What’s the Fed costing us?by Tim Manni
If you’re a recent homebuyer or were lucky enough to refinance your mortgage, the low interest rate environment created by the Federal Reserve has allowed you to lock in a historically low mortgage rate for perhaps the next 30 years.
To illustrate what that means in terms of savings, let’s do a quick calculation:
On a 30-year, $250,000 home loan, the interest savings produced from a 3.5 percent interest rate versus a 4.5 percent rate is $144 a month and $51,877 over the life of the loan. Imagine what you could do with an extra $50,000.
What about everyone else?
But not everyone in this country is buying a home or trying to refinance their mortgage. What about those who are trying to save and invest money?
Well, the Federal Reserve’s low interest rate programs aren’t saving those folks, the Fed is costing them serious money.
New study on MoneyRates.com
According to new analysis by MoneyRates.com, a leading source of information on bank rates, personal finance, savings accounts and investing, in four years the Fed has cost Americans $635 billion in purchasing power. The Fed has cost U.S. depositors more than $120 billion alone in the 12-month period ending in March.
The premise here is this: The Fed is to blame for short-term deposit rates being below the rate of inflation over the last few years. MoneyRates explains that historically, short-term interest rates have either kept pace with the rate of inflation or exceeded it. But the “unprecedented efforts” by the Federal Reserve to keep interest rates low have forced deposit rates below the rate of inflation since 2008.
‘Why are you doing this to us?’
“Since the Federal Reserve is the chief architect of today’s low rate environment, depositors may want to ask the Fed a simple question: Why are you doing this to us?” wrote MoneyRates columnist Richard Barrington.
“The Fed’s answer would be that low interest rates are intended to stimulate the economy by encouraging borrowing. But this strategy has produced only questionable economic results, all while the estimated losses for American depositors have continued to grow.”

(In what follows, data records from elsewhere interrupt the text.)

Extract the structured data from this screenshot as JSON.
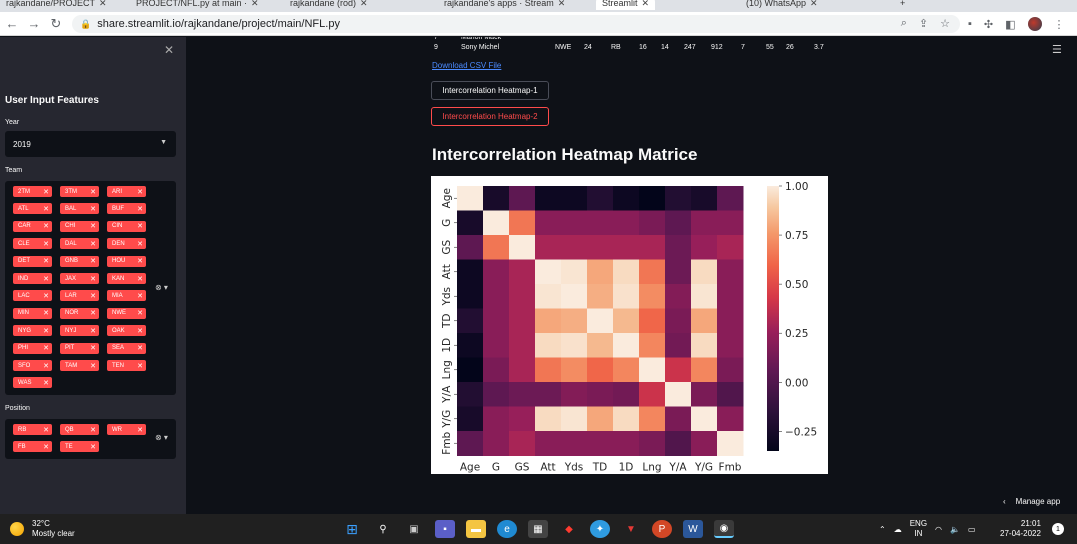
{
  "browser": {
    "tabs": [
      {
        "label": "rajkandane/PROJECT",
        "active": false
      },
      {
        "label": "PROJECT/NFL.py at main ·",
        "active": false
      },
      {
        "label": "rajkandane (rod)",
        "active": false
      },
      {
        "label": "rajkandane's apps · Stream",
        "active": false
      },
      {
        "label": "Streamlit",
        "active": true
      },
      {
        "label": "(10) WhatsApp",
        "active": false
      }
    ],
    "url": "share.streamlit.io/rajkandane/project/main/NFL.py"
  },
  "sidebar": {
    "title": "User Input Features",
    "year_label": "Year",
    "year_value": "2019",
    "team_label": "Team",
    "teams": [
      "2TM",
      "3TM",
      "ARI",
      "ATL",
      "BAL",
      "BUF",
      "CAR",
      "CHI",
      "CIN",
      "CLE",
      "DAL",
      "DEN",
      "DET",
      "GNB",
      "HOU",
      "IND",
      "JAX",
      "KAN",
      "LAC",
      "LAR",
      "MIA",
      "MIN",
      "NOR",
      "NWE",
      "NYG",
      "NYJ",
      "OAK",
      "PHI",
      "PIT",
      "SEA",
      "SFO",
      "TAM",
      "TEN",
      "WAS"
    ],
    "position_label": "Position",
    "positions": [
      "RB",
      "QB",
      "WR",
      "FB",
      "TE"
    ]
  },
  "table_partial": {
    "rows": [
      [
        "9",
        "Sony Michel",
        "NWE",
        "24",
        "RB",
        "16",
        "14",
        "247",
        "912",
        "7",
        "55",
        "26",
        "3.7"
      ]
    ]
  },
  "main": {
    "download_link": "Download CSV File",
    "button1": "Intercorrelation Heatmap-1",
    "button2": "Intercorrelation Heatmap-2",
    "heading": "Intercorrelation Heatmap Matrice",
    "manage_app": "Manage app"
  },
  "chart_data": {
    "type": "heatmap",
    "labels": [
      "Age",
      "G",
      "GS",
      "Att",
      "Yds",
      "TD",
      "1D",
      "Lng",
      "Y/A",
      "Y/G",
      "Fmb"
    ],
    "colorbar_ticks": [
      "1.00",
      "0.75",
      "0.50",
      "0.25",
      "0.00",
      "−0.25"
    ],
    "vmin": -0.35,
    "vmax": 1.0,
    "values": [
      [
        1.0,
        -0.25,
        0.05,
        -0.3,
        -0.3,
        -0.2,
        -0.3,
        -0.35,
        -0.2,
        -0.25,
        0.05
      ],
      [
        -0.25,
        1.0,
        0.65,
        0.2,
        0.2,
        0.2,
        0.2,
        0.15,
        0.05,
        0.2,
        0.2
      ],
      [
        0.05,
        0.65,
        1.0,
        0.3,
        0.3,
        0.3,
        0.3,
        0.3,
        0.1,
        0.25,
        0.3
      ],
      [
        -0.3,
        0.2,
        0.3,
        1.0,
        0.98,
        0.8,
        0.95,
        0.65,
        0.1,
        0.95,
        0.2
      ],
      [
        -0.3,
        0.2,
        0.3,
        0.98,
        1.0,
        0.82,
        0.97,
        0.72,
        0.18,
        0.98,
        0.2
      ],
      [
        -0.2,
        0.2,
        0.3,
        0.8,
        0.82,
        1.0,
        0.85,
        0.6,
        0.15,
        0.8,
        0.2
      ],
      [
        -0.3,
        0.2,
        0.3,
        0.95,
        0.97,
        0.85,
        1.0,
        0.7,
        0.12,
        0.95,
        0.2
      ],
      [
        -0.35,
        0.15,
        0.3,
        0.65,
        0.72,
        0.6,
        0.7,
        1.0,
        0.4,
        0.7,
        0.15
      ],
      [
        -0.2,
        0.05,
        0.1,
        0.1,
        0.18,
        0.15,
        0.12,
        0.4,
        1.0,
        0.15,
        0.0
      ],
      [
        -0.25,
        0.2,
        0.25,
        0.95,
        0.98,
        0.8,
        0.95,
        0.7,
        0.15,
        1.0,
        0.2
      ],
      [
        0.05,
        0.2,
        0.3,
        0.2,
        0.2,
        0.2,
        0.2,
        0.15,
        0.0,
        0.2,
        1.0
      ]
    ]
  },
  "taskbar": {
    "temperature": "32°C",
    "weather": "Mostly clear",
    "lang1": "ENG",
    "lang2": "IN",
    "time": "21:01",
    "date": "27-04-2022",
    "notifications": "1"
  },
  "colors": {
    "accent": "#ff4b4b",
    "bg": "#0e1117",
    "sidebar": "#262730"
  }
}
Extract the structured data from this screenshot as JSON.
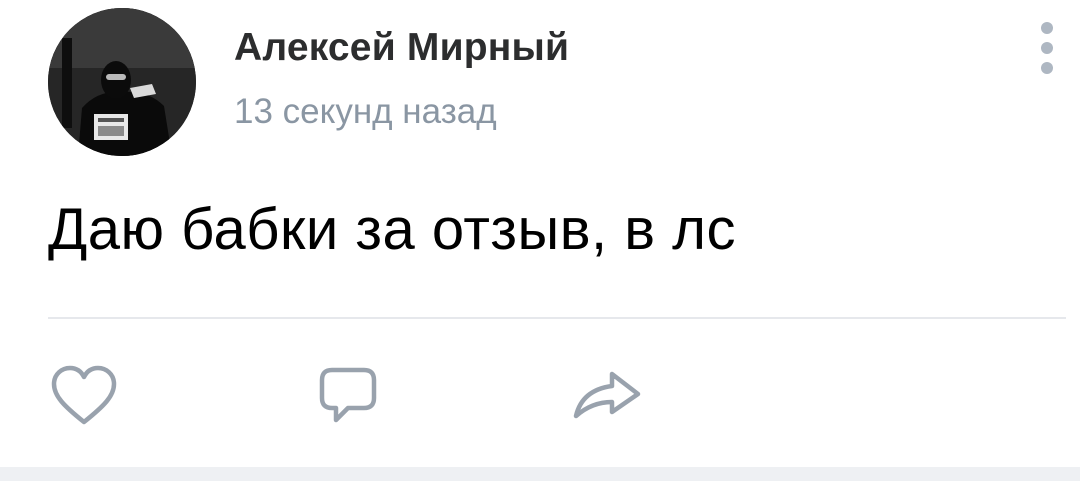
{
  "post": {
    "author_name": "Алексей Мирный",
    "time": "13 секунд назад",
    "text": "Даю бабки за отзыв, в лс"
  },
  "icons": {
    "like": "heart-icon",
    "comment": "comment-bubble-icon",
    "share": "share-arrow-icon",
    "menu": "more-vertical-icon"
  },
  "colors": {
    "author": "#2c2d2e",
    "time": "#8a96a3",
    "text": "#000000",
    "icon": "#99a2ad",
    "menu_dots": "#aeb7c2",
    "divider": "#e6e8ec"
  }
}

In addition to their analysis, MoneyRates.com has also created the infographic below to better illustrate the affect the Federal Reserve has had on U.S. depositors.
Courtesy of: MoneyRates.com